> _Exercise instructions_: Copy the data that follows exactly. Include no pictures.

> _Material provided_:
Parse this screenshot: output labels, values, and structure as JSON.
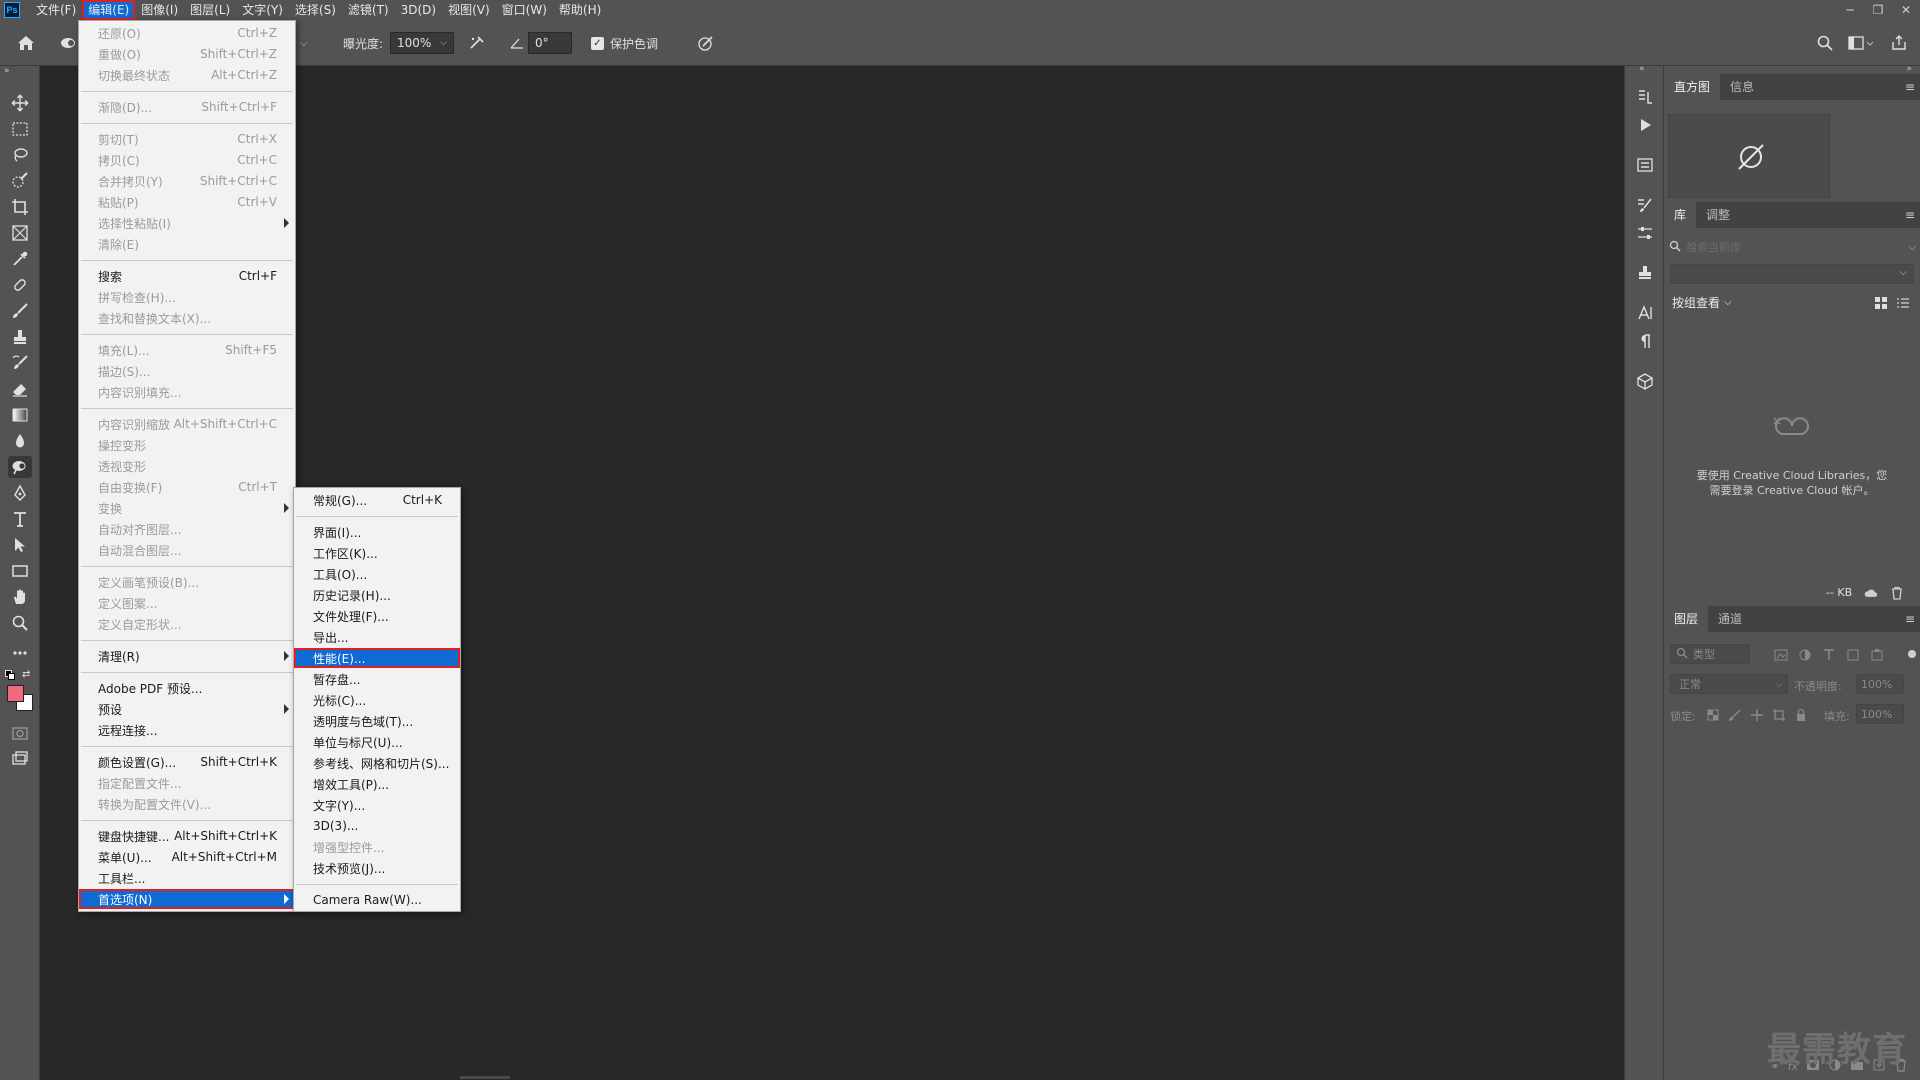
{
  "menubar": {
    "logo": "Ps",
    "items": [
      "文件(F)",
      "编辑(E)",
      "图像(I)",
      "图层(L)",
      "文字(Y)",
      "选择(S)",
      "滤镜(T)",
      "3D(D)",
      "视图(V)",
      "窗口(W)",
      "帮助(H)"
    ],
    "active_index": 1
  },
  "optbar": {
    "exposure_label": "曝光度:",
    "exposure_value": "100%",
    "angle_value": "0°",
    "protect_tones_label": "保护色调",
    "protect_tones_checked": true
  },
  "edit_menu": {
    "items": [
      {
        "label": "还原(O)",
        "shortcut": "Ctrl+Z",
        "disabled": true
      },
      {
        "label": "重做(O)",
        "shortcut": "Shift+Ctrl+Z",
        "disabled": true
      },
      {
        "label": "切换最终状态",
        "shortcut": "Alt+Ctrl+Z",
        "disabled": true
      },
      {
        "sep": true
      },
      {
        "label": "渐隐(D)...",
        "shortcut": "Shift+Ctrl+F",
        "disabled": true
      },
      {
        "sep": true
      },
      {
        "label": "剪切(T)",
        "shortcut": "Ctrl+X",
        "disabled": true
      },
      {
        "label": "拷贝(C)",
        "shortcut": "Ctrl+C",
        "disabled": true
      },
      {
        "label": "合并拷贝(Y)",
        "shortcut": "Shift+Ctrl+C",
        "disabled": true
      },
      {
        "label": "粘贴(P)",
        "shortcut": "Ctrl+V",
        "disabled": true
      },
      {
        "label": "选择性粘贴(I)",
        "shortcut": "",
        "disabled": true,
        "submenu": true
      },
      {
        "label": "清除(E)",
        "shortcut": "",
        "disabled": true
      },
      {
        "sep": true
      },
      {
        "label": "搜索",
        "shortcut": "Ctrl+F",
        "disabled": false
      },
      {
        "label": "拼写检查(H)...",
        "shortcut": "",
        "disabled": true
      },
      {
        "label": "查找和替换文本(X)...",
        "shortcut": "",
        "disabled": true
      },
      {
        "sep": true
      },
      {
        "label": "填充(L)...",
        "shortcut": "Shift+F5",
        "disabled": true
      },
      {
        "label": "描边(S)...",
        "shortcut": "",
        "disabled": true
      },
      {
        "label": "内容识别填充...",
        "shortcut": "",
        "disabled": true
      },
      {
        "sep": true
      },
      {
        "label": "内容识别缩放",
        "shortcut": "Alt+Shift+Ctrl+C",
        "disabled": true
      },
      {
        "label": "操控变形",
        "shortcut": "",
        "disabled": true
      },
      {
        "label": "透视变形",
        "shortcut": "",
        "disabled": true
      },
      {
        "label": "自由变换(F)",
        "shortcut": "Ctrl+T",
        "disabled": true
      },
      {
        "label": "变换",
        "shortcut": "",
        "disabled": true,
        "submenu": true
      },
      {
        "label": "自动对齐图层...",
        "shortcut": "",
        "disabled": true
      },
      {
        "label": "自动混合图层...",
        "shortcut": "",
        "disabled": true
      },
      {
        "sep": true
      },
      {
        "label": "定义画笔预设(B)...",
        "shortcut": "",
        "disabled": true
      },
      {
        "label": "定义图案...",
        "shortcut": "",
        "disabled": true
      },
      {
        "label": "定义自定形状...",
        "shortcut": "",
        "disabled": true
      },
      {
        "sep": true
      },
      {
        "label": "清理(R)",
        "shortcut": "",
        "disabled": false,
        "submenu": true
      },
      {
        "sep": true
      },
      {
        "label": "Adobe PDF 预设...",
        "shortcut": "",
        "disabled": false
      },
      {
        "label": "预设",
        "shortcut": "",
        "disabled": false,
        "submenu": true
      },
      {
        "label": "远程连接...",
        "shortcut": "",
        "disabled": false
      },
      {
        "sep": true
      },
      {
        "label": "颜色设置(G)...",
        "shortcut": "Shift+Ctrl+K",
        "disabled": false
      },
      {
        "label": "指定配置文件...",
        "shortcut": "",
        "disabled": true
      },
      {
        "label": "转换为配置文件(V)...",
        "shortcut": "",
        "disabled": true
      },
      {
        "sep": true
      },
      {
        "label": "键盘快捷键...",
        "shortcut": "Alt+Shift+Ctrl+K",
        "disabled": false
      },
      {
        "label": "菜单(U)...",
        "shortcut": "Alt+Shift+Ctrl+M",
        "disabled": false
      },
      {
        "label": "工具栏...",
        "shortcut": "",
        "disabled": false
      },
      {
        "label": "首选项(N)",
        "shortcut": "",
        "disabled": false,
        "submenu": true,
        "highlight": true
      }
    ]
  },
  "prefs_menu": {
    "items": [
      {
        "label": "常规(G)...",
        "shortcut": "Ctrl+K",
        "disabled": false
      },
      {
        "sep": true
      },
      {
        "label": "界面(I)...",
        "shortcut": "",
        "disabled": false
      },
      {
        "label": "工作区(K)...",
        "shortcut": "",
        "disabled": false
      },
      {
        "label": "工具(O)...",
        "shortcut": "",
        "disabled": false
      },
      {
        "label": "历史记录(H)...",
        "shortcut": "",
        "disabled": false
      },
      {
        "label": "文件处理(F)...",
        "shortcut": "",
        "disabled": false
      },
      {
        "label": "导出...",
        "shortcut": "",
        "disabled": false
      },
      {
        "label": "性能(E)...",
        "shortcut": "",
        "disabled": false,
        "highlight": true
      },
      {
        "label": "暂存盘...",
        "shortcut": "",
        "disabled": false
      },
      {
        "label": "光标(C)...",
        "shortcut": "",
        "disabled": false
      },
      {
        "label": "透明度与色域(T)...",
        "shortcut": "",
        "disabled": false
      },
      {
        "label": "单位与标尺(U)...",
        "shortcut": "",
        "disabled": false
      },
      {
        "label": "参考线、网格和切片(S)...",
        "shortcut": "",
        "disabled": false
      },
      {
        "label": "增效工具(P)...",
        "shortcut": "",
        "disabled": false
      },
      {
        "label": "文字(Y)...",
        "shortcut": "",
        "disabled": false
      },
      {
        "label": "3D(3)...",
        "shortcut": "",
        "disabled": false
      },
      {
        "label": "增强型控件...",
        "shortcut": "",
        "disabled": true
      },
      {
        "label": "技术预览(J)...",
        "shortcut": "",
        "disabled": false
      },
      {
        "sep": true
      },
      {
        "label": "Camera Raw(W)...",
        "shortcut": "",
        "disabled": false
      }
    ]
  },
  "panels": {
    "histogram_tabs": [
      "直方图",
      "信息"
    ],
    "library_tabs": [
      "库",
      "调整"
    ],
    "library_search_placeholder": "搜索当前库",
    "group_view_label": "按组查看",
    "cc_message_line1": "要使用 Creative Cloud Libraries，您",
    "cc_message_line2": "需要登录 Creative Cloud 帐户。",
    "kb_label": "-- KB",
    "layers_tabs": [
      "图层",
      "通道"
    ],
    "layer_filter_label": "类型",
    "blend_mode": "正常",
    "opacity_label": "不透明度:",
    "opacity_value": "100%",
    "lock_label": "锁定:",
    "fill_label": "填充:",
    "fill_value": "100%"
  },
  "colors": {
    "foreground": "#f06a7d",
    "background": "#ffffff",
    "highlight": "#0f6ad4",
    "annotation_outline": "#e02020"
  },
  "watermark": "最需教育"
}
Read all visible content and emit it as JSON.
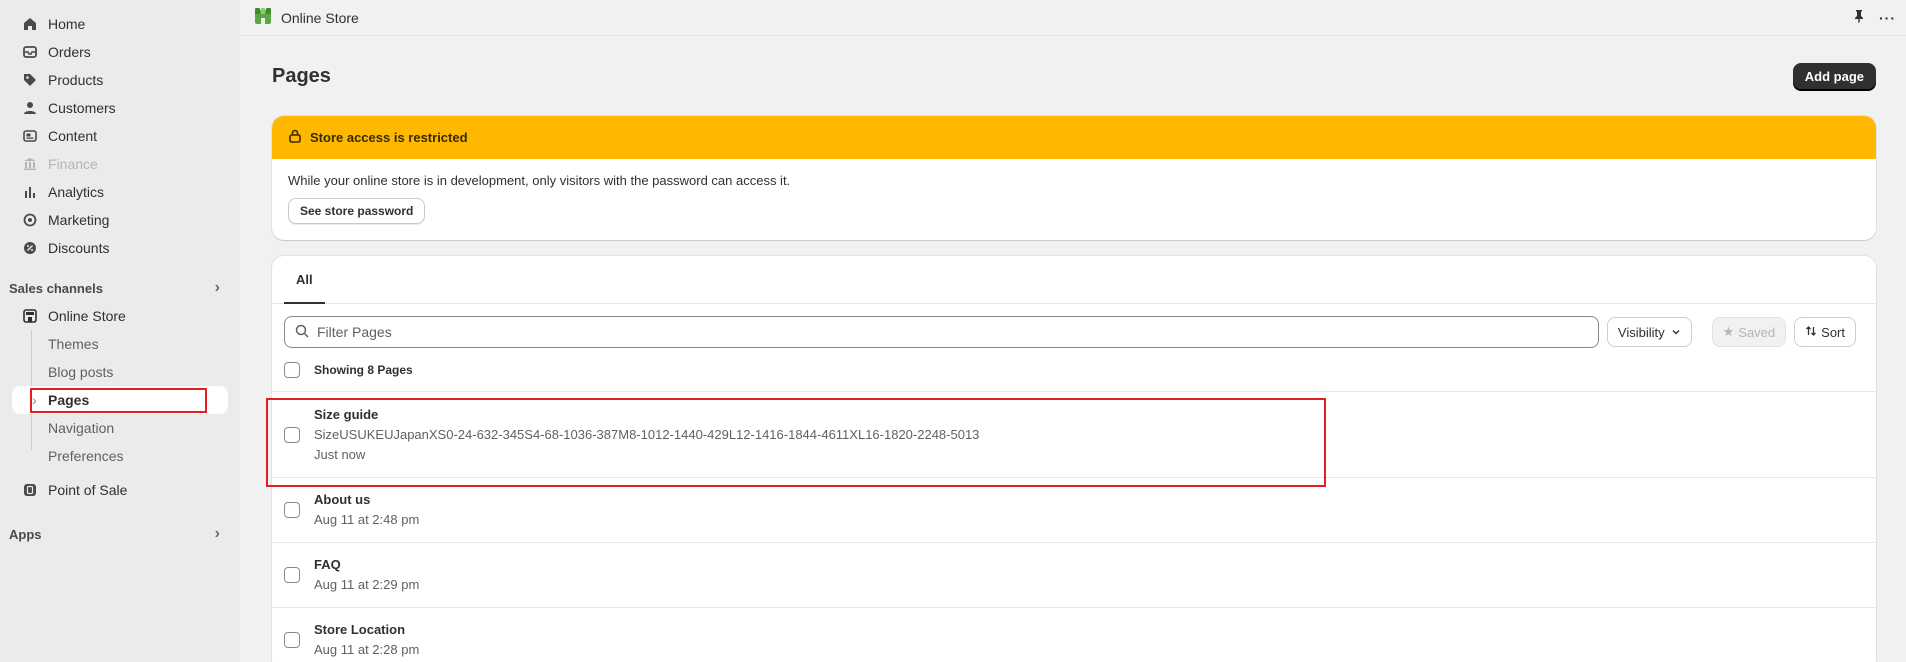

> _Written response_:
Parse this screenshot: output labels, values, and structure as JSON.
{
  "menubar": {
    "logo": "Ps",
    "items": [
      "文件(F)",
      "编辑(E)",
      "图像(I)",
      "图层(L)",
      "文字(Y)",
      "选择(S)",
      "滤镜(T)",
      "3D(D)",
      "视图(V)",
      "窗口(W)",
      "帮助(H)"
    ],
    "active_index": 1
  },
  "optbar": {
    "exposure_label": "曝光度:",
    "exposure_value": "100%",
    "angle_value": "0°",
    "protect_tones_label": "保护色调",
    "protect_tones_checked": true
  },
  "edit_menu": {
    "items": [
      {
        "label": "还原(O)",
        "shortcut": "Ctrl+Z",
        "disabled": true
      },
      {
        "label": "重做(O)",
        "shortcut": "Shift+Ctrl+Z",
        "disabled": true
      },
      {
        "label": "切换最终状态",
        "shortcut": "Alt+Ctrl+Z",
        "disabled": true
      },
      {
        "sep": true
      },
      {
        "label": "渐隐(D)...",
        "shortcut": "Shift+Ctrl+F",
        "disabled": true
      },
      {
        "sep": true
      },
      {
        "label": "剪切(T)",
        "shortcut": "Ctrl+X",
        "disabled": true
      },
      {
        "label": "拷贝(C)",
        "shortcut": "Ctrl+C",
        "disabled": true
      },
      {
        "label": "合并拷贝(Y)",
        "shortcut": "Shift+Ctrl+C",
        "disabled": true
      },
      {
        "label": "粘贴(P)",
        "shortcut": "Ctrl+V",
        "disabled": true
      },
      {
        "label": "选择性粘贴(I)",
        "shortcut": "",
        "disabled": true,
        "submenu": true
      },
      {
        "label": "清除(E)",
        "shortcut": "",
        "disabled": true
      },
      {
        "sep": true
      },
      {
        "label": "搜索",
        "shortcut": "Ctrl+F",
        "disabled": false
      },
      {
        "label": "拼写检查(H)...",
        "shortcut": "",
        "disabled": true
      },
      {
        "label": "查找和替换文本(X)...",
        "shortcut": "",
        "disabled": true
      },
      {
        "sep": true
      },
      {
        "label": "填充(L)...",
        "shortcut": "Shift+F5",
        "disabled": true
      },
      {
        "label": "描边(S)...",
        "shortcut": "",
        "disabled": true
      },
      {
        "label": "内容识别填充...",
        "shortcut": "",
        "disabled": true
      },
      {
        "sep": true
      },
      {
        "label": "内容识别缩放",
        "shortcut": "Alt+Shift+Ctrl+C",
        "disabled": true
      },
      {
        "label": "操控变形",
        "shortcut": "",
        "disabled": true
      },
      {
        "label": "透视变形",
        "shortcut": "",
        "disabled": true
      },
      {
        "label": "自由变换(F)",
        "shortcut": "Ctrl+T",
        "disabled": true
      },
      {
        "label": "变换",
        "shortcut": "",
        "disabled": true,
        "submenu": true
      },
      {
        "label": "自动对齐图层...",
        "shortcut": "",
        "disabled": true
      },
      {
        "label": "自动混合图层...",
        "shortcut": "",
        "disabled": true
      },
      {
        "sep": true
      },
      {
        "label": "定义画笔预设(B)...",
        "shortcut": "",
        "disabled": true
      },
      {
        "label": "定义图案...",
        "shortcut": "",
        "disabled": true
      },
      {
        "label": "定义自定形状...",
        "shortcut": "",
        "disabled": true
      },
      {
        "sep": true
      },
      {
        "label": "清理(R)",
        "shortcut": "",
        "disabled": false,
        "submenu": true
      },
      {
        "sep": true
      },
      {
        "label": "Adobe PDF 预设...",
        "shortcut": "",
        "disabled": false
      },
      {
        "label": "预设",
        "shortcut": "",
        "disabled": false,
        "submenu": true
      },
      {
        "label": "远程连接...",
        "shortcut": "",
        "disabled": false
      },
      {
        "sep": true
      },
      {
        "label": "颜色设置(G)...",
        "shortcut": "Shift+Ctrl+K",
        "disabled": false
      },
      {
        "label": "指定配置文件...",
        "shortcut": "",
        "disabled": true
      },
      {
        "label": "转换为配置文件(V)...",
        "shortcut": "",
        "disabled": true
      },
      {
        "sep": true
      },
      {
        "label": "键盘快捷键...",
        "shortcut": "Alt+Shift+Ctrl+K",
        "disabled": false
      },
      {
        "label": "菜单(U)...",
        "shortcut": "Alt+Shift+Ctrl+M",
        "disabled": false
      },
      {
        "label": "工具栏...",
        "shortcut": "",
        "disabled": false
      },
      {
        "label": "首选项(N)",
        "shortcut": "",
        "disabled": false,
        "submenu": true,
        "highlight": true
      }
    ]
  },
  "prefs_menu": {
    "items": [
      {
        "label": "常规(G)...",
        "shortcut": "Ctrl+K",
        "disabled": false
      },
      {
        "sep": true
      },
      {
        "label": "界面(I)...",
        "shortcut": "",
        "disabled": false
      },
      {
        "label": "工作区(K)...",
        "shortcut": "",
        "disabled": false
      },
      {
        "label": "工具(O)...",
        "shortcut": "",
        "disabled": false
      },
      {
        "label": "历史记录(H)...",
        "shortcut": "",
        "disabled": false
      },
      {
        "label": "文件处理(F)...",
        "shortcut": "",
        "disabled": false
      },
      {
        "label": "导出...",
        "shortcut": "",
        "disabled": false
      },
      {
        "label": "性能(E)...",
        "shortcut": "",
        "disabled": false,
        "highlight": true
      },
      {
        "label": "暂存盘...",
        "shortcut": "",
        "disabled": false
      },
      {
        "label": "光标(C)...",
        "shortcut": "",
        "disabled": false
      },
      {
        "label": "透明度与色域(T)...",
        "shortcut": "",
        "disabled": false
      },
      {
        "label": "单位与标尺(U)...",
        "shortcut": "",
        "disabled": false
      },
      {
        "label": "参考线、网格和切片(S)...",
        "shortcut": "",
        "disabled": false
      },
      {
        "label": "增效工具(P)...",
        "shortcut": "",
        "disabled": false
      },
      {
        "label": "文字(Y)...",
        "shortcut": "",
        "disabled": false
      },
      {
        "label": "3D(3)...",
        "shortcut": "",
        "disabled": false
      },
      {
        "label": "增强型控件...",
        "shortcut": "",
        "disabled": true
      },
      {
        "label": "技术预览(J)...",
        "shortcut": "",
        "disabled": false
      },
      {
        "sep": true
      },
      {
        "label": "Camera Raw(W)...",
        "shortcut": "",
        "disabled": false
      }
    ]
  },
  "panels": {
    "histogram_tabs": [
      "直方图",
      "信息"
    ],
    "library_tabs": [
      "库",
      "调整"
    ],
    "library_search_placeholder": "搜索当前库",
    "group_view_label": "按组查看",
    "cc_message_line1": "要使用 Creative Cloud Libraries，您",
    "cc_message_line2": "需要登录 Creative Cloud 帐户。",
    "kb_label": "-- KB",
    "layers_tabs": [
      "图层",
      "通道"
    ],
    "layer_filter_label": "类型",
    "blend_mode": "正常",
    "opacity_label": "不透明度:",
    "opacity_value": "100%",
    "lock_label": "锁定:",
    "fill_label": "填充:",
    "fill_value": "100%"
  },
  "colors": {
    "foreground": "#f06a7d",
    "background": "#ffffff",
    "highlight": "#0f6ad4",
    "annotation_outline": "#e02020"
  },
  "watermark": "最需教育"
}
Read all visible content and emit it as JSON.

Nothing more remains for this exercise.